While the Canadian crime series didn't need her, her formidable presence is most welcome.
The six episodes on two discs comprise one story arc, in which the Sweeney family deals with the fallout of the previous season's climax. There, child murderer Ray Prager was shot not by his across-the-street neighbor and longtime rival, Det. Mike Sweeney (Hugh Dillon), but by Sweeney's teenage daughter, Sadie (Laurence Leboeuf).
Now, even though a facially scarred Ray (Romano Orzari) is behind bars, that doesn't mean all's well. In fact, it's worse. Mike and his wife, Audrey (Helene Joy), are a hair away from divorce, and Sadie is being manipulated by Ray, who may or may not have raped her. She won't say. Mike hopes to get a definitive answer before the trial, so he sends Sadie to forensic psychiatrist Pen Verrity (Forbes), with whom he has begun a torrid affair. Not only is that unethical, it's dangerous. See, Pen's a nut!

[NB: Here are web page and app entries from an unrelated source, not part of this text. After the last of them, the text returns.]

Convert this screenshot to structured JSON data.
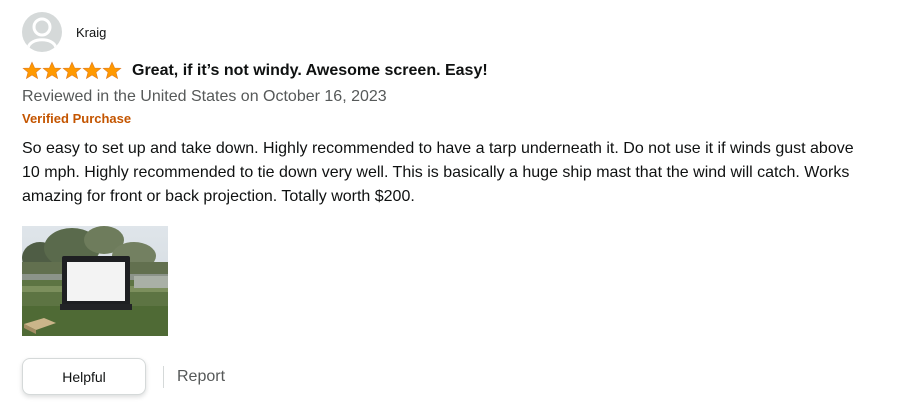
{
  "reviewer": {
    "name": "Kraig",
    "avatar_icon": "default-user-avatar-icon"
  },
  "review": {
    "rating": 5,
    "rating_max": 5,
    "star_icon": "star-icon",
    "star_color": "#ff9900",
    "title": "Great, if it’s not windy. Awesome screen. Easy!",
    "date_text": "Reviewed in the United States on October 16, 2023",
    "badge": "Verified Purchase",
    "badge_color": "#c45500",
    "body": "So easy to set up and take down. Highly recommended to have a tarp underneath it. Do not use it if winds gust above 10 mph. Highly recommended to tie down very well. This is basically a huge ship mast that the wind will catch. Works amazing for front or back projection. Totally worth $200."
  },
  "actions": {
    "helpful_label": "Helpful",
    "report_label": "Report"
  }
}
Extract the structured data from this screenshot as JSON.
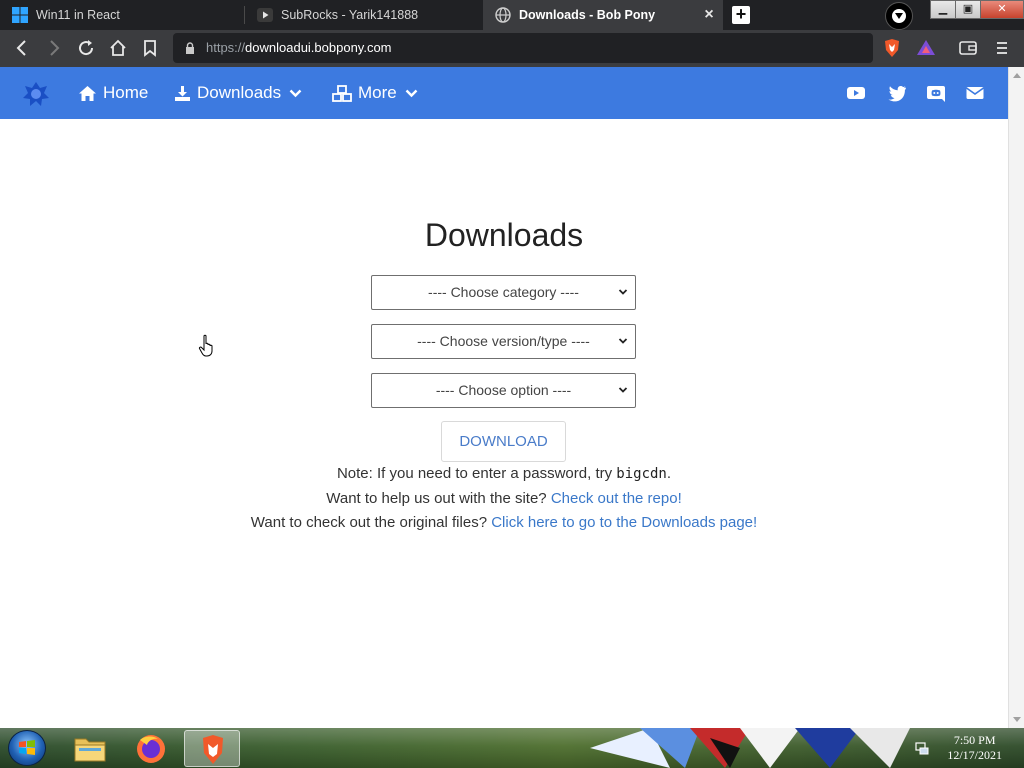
{
  "browser": {
    "tabs": [
      {
        "title": "Win11 in React",
        "active": false
      },
      {
        "title": "SubRocks - Yarik141888",
        "active": false
      },
      {
        "title": "Downloads - Bob Pony",
        "active": true
      }
    ],
    "new_tab_label": "+",
    "close_tab_label": "×",
    "window_buttons": {
      "minimize": "▁",
      "maximize": "▣",
      "close": "✕"
    },
    "url_scheme": "https://",
    "url_host": "downloadui.bobpony.com"
  },
  "site": {
    "nav": {
      "home": "Home",
      "downloads": "Downloads",
      "more": "More"
    },
    "social_icons": [
      "youtube-icon",
      "twitter-icon",
      "discord-icon",
      "mail-icon"
    ],
    "accent_color": "#3d7ae0"
  },
  "main": {
    "heading": "Downloads",
    "category_select": "---- Choose category ----",
    "version_select": "---- Choose version/type ----",
    "option_select": "---- Choose option ----",
    "download_button": "DOWNLOAD",
    "note_prefix": "Note: If you need to enter a password, try ",
    "note_code": "bigcdn",
    "note_suffix": ".",
    "help_text": "Want to help us out with the site? ",
    "help_link": "Check out the repo!",
    "files_text": "Want to check out the original files? ",
    "files_link": "Click here to go to the Downloads page!"
  },
  "taskbar": {
    "apps": [
      "windows-explorer-icon",
      "firefox-icon",
      "brave-icon"
    ],
    "time": "7:50 PM",
    "date": "12/17/2021"
  }
}
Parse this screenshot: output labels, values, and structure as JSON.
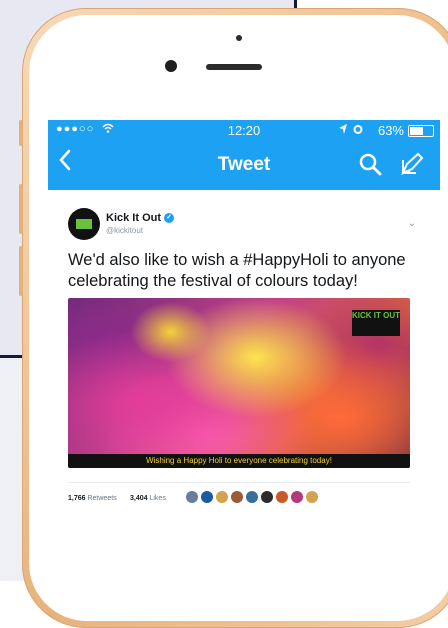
{
  "status_bar": {
    "signal": "●●●○○",
    "time": "12:20",
    "battery_text": "63%",
    "battery_level": 0.63
  },
  "nav": {
    "back_icon": "chevron-left-icon",
    "title": "Tweet",
    "search_icon": "search-icon",
    "compose_icon": "compose-icon"
  },
  "tweet": {
    "display_name": "Kick It Out",
    "handle": "@kickitout",
    "text": "We'd also like to wish a #HappyHoli to anyone celebrating the festival of colours today!",
    "media_caption": "Wishing a Happy Holi to everyone celebrating today!",
    "media_logo": "KICK IT OUT",
    "retweets_count": "1,766",
    "retweets_label": "Retweets",
    "likes_count": "3,404",
    "likes_label": "Likes"
  },
  "colors": {
    "twitter_blue": "#1da1f2",
    "frame_gold": "#f1c596"
  },
  "likers": [
    "#6b7b9a",
    "#1b5aa3",
    "#d4a24c",
    "#9b5a3a",
    "#3a6f9a",
    "#2b2b2b",
    "#c85a2a",
    "#b23a7a",
    "#d4a24c"
  ]
}
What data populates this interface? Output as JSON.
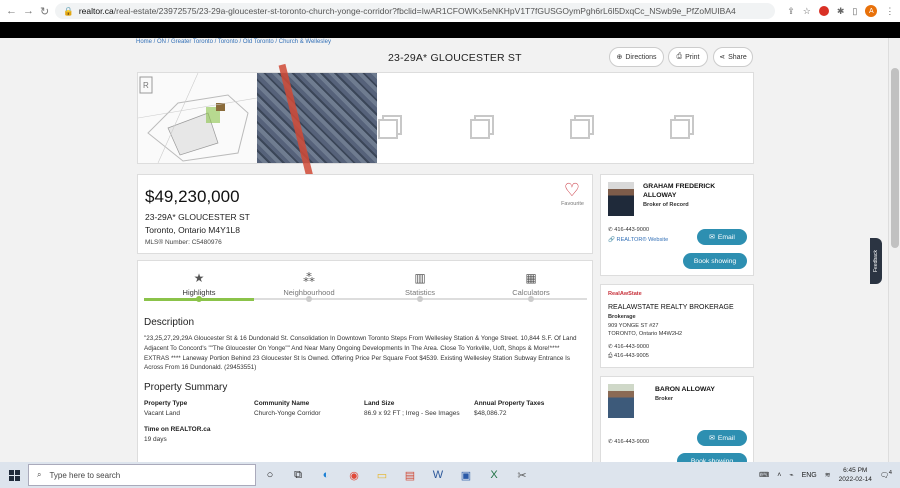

The secrets she hides and the lengths to which she goes to play her own mind-screw chess game give this year of "Durham" some serious juice. Again, not like it wasn't doing fine without her. The first season proved addictive from the start, and this one remains phenomenally on par, continuing to stir the pot for a creepy, eerie, disturbing vibe that permeates every fiber of its being.
The main character of Mike Sweeney shows a few kinks in his armor as Sadie questions her fathers past, and Dillon does a tremendous job of portraying ambiguity are we to distrust the show's own hero? This kind of storytelling never playing it safe results in six dark, powerful hours.
Well Go USA's DVD set contains the program's uncut, uncensored versions, which mostly means a barrage of F-word-laden tirades, but also the occasional burst of violence and/or flash of boob, yet all for the service of the story. Initially dismissed at a "Twin Peaks" rip-off by American critics who didn't watch beyond the first few minutes, "Durham County" is its own devious animal one entirely cunning, and one who can't show its face a third time fast enough for this ravenous viewer. Rod Lott